The composition of the conductive traces of one embodiment of the invention is illustrated in FIG. 9. In this embodiment, conductive traces 110 extend between an electric conduction element 112 and electrical components 114, 140. The traces 110 may comprise aplurality of conductive layers 116, 118 and 120.
The construction of the traces 110 comprises a multi-step process wherein a first conductive layer 116 is initially formed on the first and second insulating layers 130 and 131. The formation of the first conductive layer 116 may comprise laminating a conductive foil onto the first and second insulating layers 130 and 131, then etching, milling or manipulating by laser ablation techniques unwanted portions away from the foil to form conductive traces. Alternatively, the conductive layer 116 may be formed by first etching or otherwise removing a pre-selected relief pattern into the first and second insulating layers 130 and 131, then depositing a conductor onto the relief pattern. The conductive layer 116 may comprise copper or any other conductive medium known in the art.
The conductive trace formed by the conductive layer 116 extends near but not into the first and second recesses 134 and 136. To extend the conductive trace into the recesses, the entire surface of the first and second insulating layers 130 and 131—including first and second recesses 134 and 136, the exposed ends of the selected electric conduction element 112, and the newly formed first conductive layers 116—is coated with a second conductive layer 118. This operation can comprise flash plating the entire circuit board with a conductive substance or immersing the entire circuit board into a conductive plating fluid. This new coating may then be selectively removed from all areas not covering an etched recess 134 and 136, an exposed end of a selected electric conduction element 112, or a conductive layer 116. The result is the creation of an unbroken conductor extending from the ends of the electric conduction element 112, over the first conductive layers 116, and to the first and second electrical components 114 and 140, respectively.
Optionally, a third conductive layer 120 may also be deposited onto the second conductive layer 118 in order to strengthen the typically thin second conductive layers 118, and to improve the electrical connections with the electric conduction element 112. The third conductive layer 120 can be deposited quickly and cheaply using electrochemical plating techniques, or alternatively, any other deposition technique known in the art may be used. If present, the third conductive layers 120 may then be coupled to the first and second electrical components 114 and 140, respectively, by mounting the components 114 and 140 on the conductive traces 110.
After the successful deposition of the traces 110 by any of the methods chosen from above, a solder mask (not shown) may be applied to the surfaces of the circuit board 150 before the electronic components 114 and 140 are attached.

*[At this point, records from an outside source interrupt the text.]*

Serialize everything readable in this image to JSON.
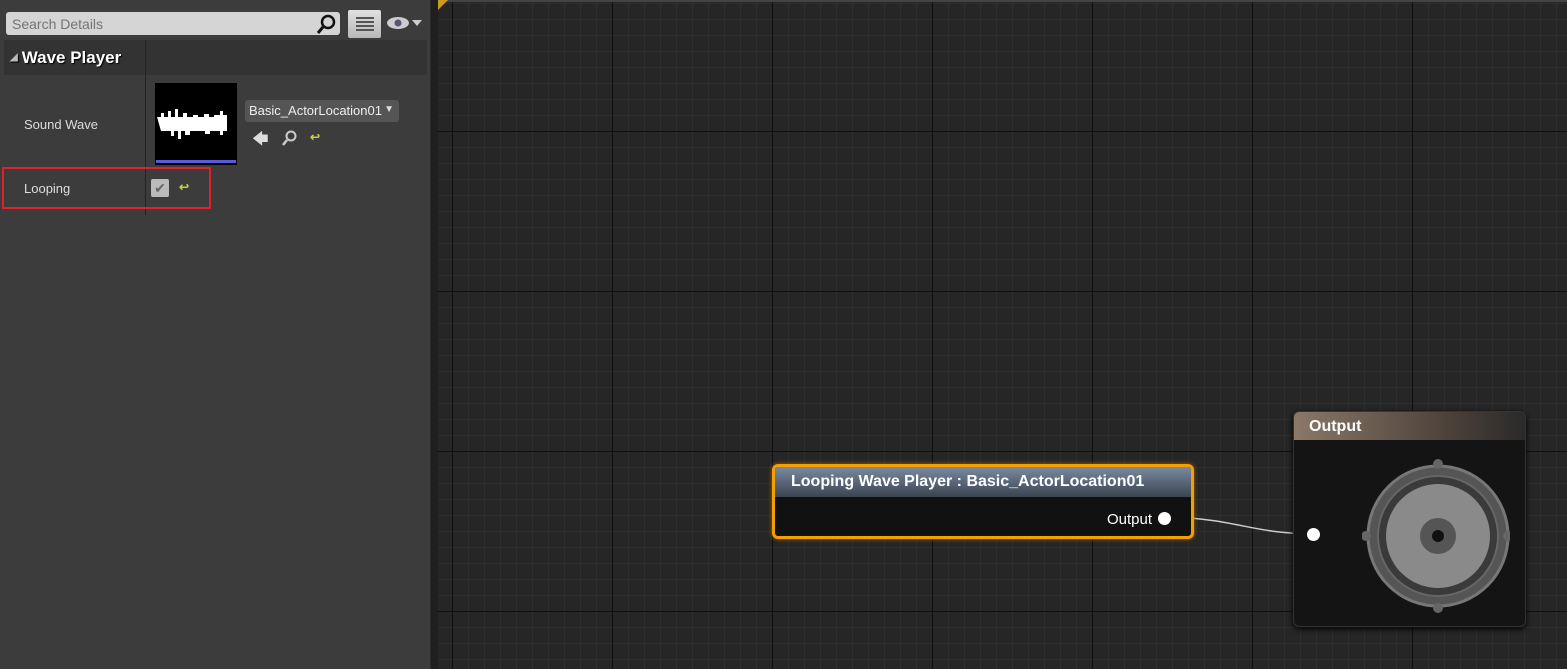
{
  "details": {
    "search_placeholder": "Search Details",
    "category": "Wave Player",
    "sound_wave_label": "Sound Wave",
    "sound_wave_value": "Basic_ActorLocation01",
    "looping_label": "Looping",
    "looping_checked": true
  },
  "graph": {
    "wave_player_node": {
      "title": "Looping Wave Player : Basic_ActorLocation01",
      "output_pin": "Output"
    },
    "output_node": {
      "title": "Output"
    }
  },
  "colors": {
    "highlight": "#e0202a",
    "selected_node_border": "#f0a000"
  }
}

The above description of illustrated embodiments of the invention is not intended to be exhaustive or to limit the invention to the precise form disclosed. While specific embodiments of, and examples of, the invention are described in the foregoing for illustrative purposes, various equivalent modifications are possible within the scope of invention, as those skilled in the relevant art will recognize. For example, the various embodiments described above can be combined to provide further embodiments. Accordingly, the invention is not limited by the disclosure, but instead the scope of the invention is to be determined entirely by the following claims.